Goal of the exercise
Copy each entry below exactly as it appears.

Items listed in a dataset

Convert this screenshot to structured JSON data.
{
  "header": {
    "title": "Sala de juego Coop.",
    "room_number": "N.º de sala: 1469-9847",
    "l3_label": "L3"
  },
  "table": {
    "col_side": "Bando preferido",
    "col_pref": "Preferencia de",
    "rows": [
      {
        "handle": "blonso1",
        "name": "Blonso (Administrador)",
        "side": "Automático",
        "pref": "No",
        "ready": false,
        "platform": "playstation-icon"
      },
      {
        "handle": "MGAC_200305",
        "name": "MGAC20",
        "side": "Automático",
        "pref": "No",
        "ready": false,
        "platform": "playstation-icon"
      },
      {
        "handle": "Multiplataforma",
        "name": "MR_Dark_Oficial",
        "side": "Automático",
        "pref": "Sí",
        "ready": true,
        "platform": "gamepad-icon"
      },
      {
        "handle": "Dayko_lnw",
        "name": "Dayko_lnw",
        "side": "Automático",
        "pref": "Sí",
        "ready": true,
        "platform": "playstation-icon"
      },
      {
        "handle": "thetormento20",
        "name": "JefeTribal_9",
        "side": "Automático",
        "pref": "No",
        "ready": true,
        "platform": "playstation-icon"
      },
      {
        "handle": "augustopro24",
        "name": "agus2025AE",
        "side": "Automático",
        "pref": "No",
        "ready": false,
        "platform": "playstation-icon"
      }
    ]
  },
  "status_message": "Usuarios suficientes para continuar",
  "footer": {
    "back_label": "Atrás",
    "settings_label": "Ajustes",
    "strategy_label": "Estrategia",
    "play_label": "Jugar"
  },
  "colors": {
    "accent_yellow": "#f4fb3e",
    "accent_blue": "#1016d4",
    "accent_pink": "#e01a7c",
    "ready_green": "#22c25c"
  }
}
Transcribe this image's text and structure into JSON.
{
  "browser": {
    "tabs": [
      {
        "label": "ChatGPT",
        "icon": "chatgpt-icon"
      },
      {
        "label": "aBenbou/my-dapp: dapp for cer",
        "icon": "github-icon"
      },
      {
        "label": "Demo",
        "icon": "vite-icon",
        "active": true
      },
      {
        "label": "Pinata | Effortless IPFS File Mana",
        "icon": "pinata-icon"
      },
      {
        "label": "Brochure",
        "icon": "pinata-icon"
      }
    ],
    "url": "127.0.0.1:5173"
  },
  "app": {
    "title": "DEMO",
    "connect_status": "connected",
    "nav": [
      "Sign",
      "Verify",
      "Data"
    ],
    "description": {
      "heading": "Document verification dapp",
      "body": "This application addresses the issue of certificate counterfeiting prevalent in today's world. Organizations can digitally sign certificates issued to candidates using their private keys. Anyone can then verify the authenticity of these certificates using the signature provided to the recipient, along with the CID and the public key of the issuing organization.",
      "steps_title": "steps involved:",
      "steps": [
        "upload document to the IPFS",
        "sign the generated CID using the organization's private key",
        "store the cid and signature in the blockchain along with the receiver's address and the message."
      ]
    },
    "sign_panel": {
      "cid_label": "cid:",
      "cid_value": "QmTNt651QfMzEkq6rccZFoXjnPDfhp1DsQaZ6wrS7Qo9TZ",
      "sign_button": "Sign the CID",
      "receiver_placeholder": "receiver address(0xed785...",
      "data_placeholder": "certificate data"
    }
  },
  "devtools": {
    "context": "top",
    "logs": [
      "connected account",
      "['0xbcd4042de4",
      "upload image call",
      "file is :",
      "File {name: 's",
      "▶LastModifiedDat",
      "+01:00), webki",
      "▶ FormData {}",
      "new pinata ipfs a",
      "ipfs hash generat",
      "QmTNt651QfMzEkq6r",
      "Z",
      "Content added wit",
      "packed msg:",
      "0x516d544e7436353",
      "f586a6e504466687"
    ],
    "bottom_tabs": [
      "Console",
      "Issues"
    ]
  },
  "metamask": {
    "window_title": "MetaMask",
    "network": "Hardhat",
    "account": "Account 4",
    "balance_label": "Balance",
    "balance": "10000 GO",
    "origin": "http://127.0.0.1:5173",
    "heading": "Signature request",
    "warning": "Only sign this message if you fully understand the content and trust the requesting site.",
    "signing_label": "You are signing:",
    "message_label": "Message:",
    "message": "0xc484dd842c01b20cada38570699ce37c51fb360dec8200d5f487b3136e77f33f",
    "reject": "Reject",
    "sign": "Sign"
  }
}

Response to the task
Convert this screenshot to structured JSON data.
{
  "header": {
    "title": "Sala de juego Coop.",
    "room_number": "N.º de sala: 1469-9847",
    "l3_label": "L3"
  },
  "table": {
    "col_side": "Bando preferido",
    "col_pref": "Preferencia de",
    "rows": [
      {
        "handle": "blonso1",
        "name": "Blonso (Administrador)",
        "side": "Automático",
        "pref": "No",
        "ready": false,
        "platform": "playstation-icon"
      },
      {
        "handle": "MGAC_200305",
        "name": "MGAC20",
        "side": "Automático",
        "pref": "No",
        "ready": false,
        "platform": "playstation-icon"
      },
      {
        "handle": "Multiplataforma",
        "name": "MR_Dark_Oficial",
        "side": "Automático",
        "pref": "Sí",
        "ready": true,
        "platform": "gamepad-icon"
      },
      {
        "handle": "Dayko_lnw",
        "name": "Dayko_lnw",
        "side": "Automático",
        "pref": "Sí",
        "ready": true,
        "platform": "playstation-icon"
      },
      {
        "handle": "thetormento20",
        "name": "JefeTribal_9",
        "side": "Automático",
        "pref": "No",
        "ready": true,
        "platform": "playstation-icon"
      },
      {
        "handle": "augustopro24",
        "name": "agus2025AE",
        "side": "Automático",
        "pref": "No",
        "ready": false,
        "platform": "playstation-icon"
      }
    ]
  },
  "status_message": "Usuarios suficientes para continuar",
  "footer": {
    "back_label": "Atrás",
    "settings_label": "Ajustes",
    "strategy_label": "Estrategia",
    "play_label": "Jugar"
  },
  "colors": {
    "accent_yellow": "#f4fb3e",
    "accent_blue": "#1016d4",
    "accent_pink": "#e01a7c",
    "ready_green": "#22c25c"
  }
}
Transcribe this image's text and structure into JSON.
{
  "browser": {
    "tabs": [
      {
        "label": "ChatGPT",
        "icon": "chatgpt-icon"
      },
      {
        "label": "aBenbou/my-dapp: dapp for cer",
        "icon": "github-icon"
      },
      {
        "label": "Demo",
        "icon": "vite-icon",
        "active": true
      },
      {
        "label": "Pinata | Effortless IPFS File Mana",
        "icon": "pinata-icon"
      },
      {
        "label": "Brochure",
        "icon": "pinata-icon"
      }
    ],
    "url": "127.0.0.1:5173"
  },
  "app": {
    "title": "DEMO",
    "connect_status": "connected",
    "nav": [
      "Sign",
      "Verify",
      "Data"
    ],
    "description": {
      "heading": "Document verification dapp",
      "body": "This application addresses the issue of certificate counterfeiting prevalent in today's world. Organizations can digitally sign certificates issued to candidates using their private keys. Anyone can then verify the authenticity of these certificates using the signature provided to the recipient, along with the CID and the public key of the issuing organization.",
      "steps_title": "steps involved:",
      "steps": [
        "upload document to the IPFS",
        "sign the generated CID using the organization's private key",
        "store the cid and signature in the blockchain along with the receiver's address and the message."
      ]
    },
    "sign_panel": {
      "cid_label": "cid:",
      "cid_value": "QmTNt651QfMzEkq6rccZFoXjnPDfhp1DsQaZ6wrS7Qo9TZ",
      "sign_button": "Sign the CID",
      "receiver_placeholder": "receiver address(0xed785...",
      "data_placeholder": "certificate data"
    }
  },
  "devtools": {
    "context": "top",
    "logs": [
      "connected account",
      "['0xbcd4042de4",
      "upload image call",
      "file is :",
      "File {name: 's",
      "▶LastModifiedDat",
      "+01:00), webki",
      "▶ FormData {}",
      "new pinata ipfs a",
      "ipfs hash generat",
      "QmTNt651QfMzEkq6r",
      "Z",
      "Content added wit",
      "packed msg:",
      "0x516d544e7436353",
      "f586a6e504466687"
    ],
    "bottom_tabs": [
      "Console",
      "Issues"
    ]
  },
  "metamask": {
    "window_title": "MetaMask",
    "network": "Hardhat",
    "account": "Account 4",
    "balance_label": "Balance",
    "balance": "10000 GO",
    "origin": "http://127.0.0.1:5173",
    "heading": "Signature request",
    "warning": "Only sign this message if you fully understand the content and trust the requesting site.",
    "signing_label": "You are signing:",
    "message_label": "Message:",
    "message": "0xc484dd842c01b20cada38570699ce37c51fb360dec8200d5f487b3136e77f33f",
    "reject": "Reject",
    "sign": "Sign"
  }
}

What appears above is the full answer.